▶ **What the task asks**: Scan the records for lines with the word "adipiscing", and copy every such line.

▶ **Dataset content**:
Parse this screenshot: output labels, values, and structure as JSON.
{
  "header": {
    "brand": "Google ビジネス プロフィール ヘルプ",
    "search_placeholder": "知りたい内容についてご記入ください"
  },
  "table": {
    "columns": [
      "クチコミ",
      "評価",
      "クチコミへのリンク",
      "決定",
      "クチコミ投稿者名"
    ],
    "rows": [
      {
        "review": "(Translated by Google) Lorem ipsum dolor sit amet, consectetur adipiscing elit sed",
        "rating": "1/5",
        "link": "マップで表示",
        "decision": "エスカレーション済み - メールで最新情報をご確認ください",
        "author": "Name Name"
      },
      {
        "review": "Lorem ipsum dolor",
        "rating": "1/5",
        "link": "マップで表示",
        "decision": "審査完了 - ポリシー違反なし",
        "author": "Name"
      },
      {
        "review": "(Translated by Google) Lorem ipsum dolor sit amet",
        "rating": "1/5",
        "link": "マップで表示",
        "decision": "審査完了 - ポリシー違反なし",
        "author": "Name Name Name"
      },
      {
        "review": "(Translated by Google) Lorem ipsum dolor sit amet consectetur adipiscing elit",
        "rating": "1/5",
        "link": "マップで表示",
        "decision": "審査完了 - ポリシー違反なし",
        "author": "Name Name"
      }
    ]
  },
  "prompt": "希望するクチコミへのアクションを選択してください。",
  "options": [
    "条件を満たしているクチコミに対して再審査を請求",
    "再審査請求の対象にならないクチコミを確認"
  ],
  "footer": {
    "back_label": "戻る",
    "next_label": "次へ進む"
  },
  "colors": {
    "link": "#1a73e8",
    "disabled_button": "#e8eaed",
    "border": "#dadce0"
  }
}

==

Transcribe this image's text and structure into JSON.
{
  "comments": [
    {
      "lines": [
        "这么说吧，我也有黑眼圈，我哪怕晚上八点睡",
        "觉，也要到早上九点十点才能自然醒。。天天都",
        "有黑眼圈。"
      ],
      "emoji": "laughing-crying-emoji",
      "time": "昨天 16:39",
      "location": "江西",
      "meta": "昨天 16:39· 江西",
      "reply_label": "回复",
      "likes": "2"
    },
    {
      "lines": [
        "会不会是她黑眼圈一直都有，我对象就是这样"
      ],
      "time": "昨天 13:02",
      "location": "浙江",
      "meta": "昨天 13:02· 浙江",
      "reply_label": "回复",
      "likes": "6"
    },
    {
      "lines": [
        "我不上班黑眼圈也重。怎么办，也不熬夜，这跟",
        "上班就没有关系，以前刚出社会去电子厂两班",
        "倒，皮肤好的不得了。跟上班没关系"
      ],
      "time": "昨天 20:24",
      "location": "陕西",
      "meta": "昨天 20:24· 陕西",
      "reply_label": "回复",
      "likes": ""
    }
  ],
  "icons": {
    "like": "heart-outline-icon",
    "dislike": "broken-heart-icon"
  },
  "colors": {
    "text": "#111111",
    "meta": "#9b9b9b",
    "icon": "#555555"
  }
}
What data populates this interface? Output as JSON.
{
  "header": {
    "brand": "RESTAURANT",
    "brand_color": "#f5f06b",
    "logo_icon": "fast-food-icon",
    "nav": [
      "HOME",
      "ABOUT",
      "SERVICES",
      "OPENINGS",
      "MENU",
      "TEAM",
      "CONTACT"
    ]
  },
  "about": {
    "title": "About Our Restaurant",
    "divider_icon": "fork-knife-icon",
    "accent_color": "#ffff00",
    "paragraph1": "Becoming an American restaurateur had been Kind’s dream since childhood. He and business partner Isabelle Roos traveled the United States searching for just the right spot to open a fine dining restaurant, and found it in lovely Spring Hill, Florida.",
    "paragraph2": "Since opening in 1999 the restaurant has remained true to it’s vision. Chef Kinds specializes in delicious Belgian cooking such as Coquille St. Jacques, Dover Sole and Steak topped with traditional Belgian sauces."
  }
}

▶ **Solution to this task**:
        "review": "(Translated by Google) Lorem ipsum dolor sit amet, consectetur adipiscing elit sed",
        "review": "(Translated by Google) Lorem ipsum dolor sit amet consectetur adipiscing elit",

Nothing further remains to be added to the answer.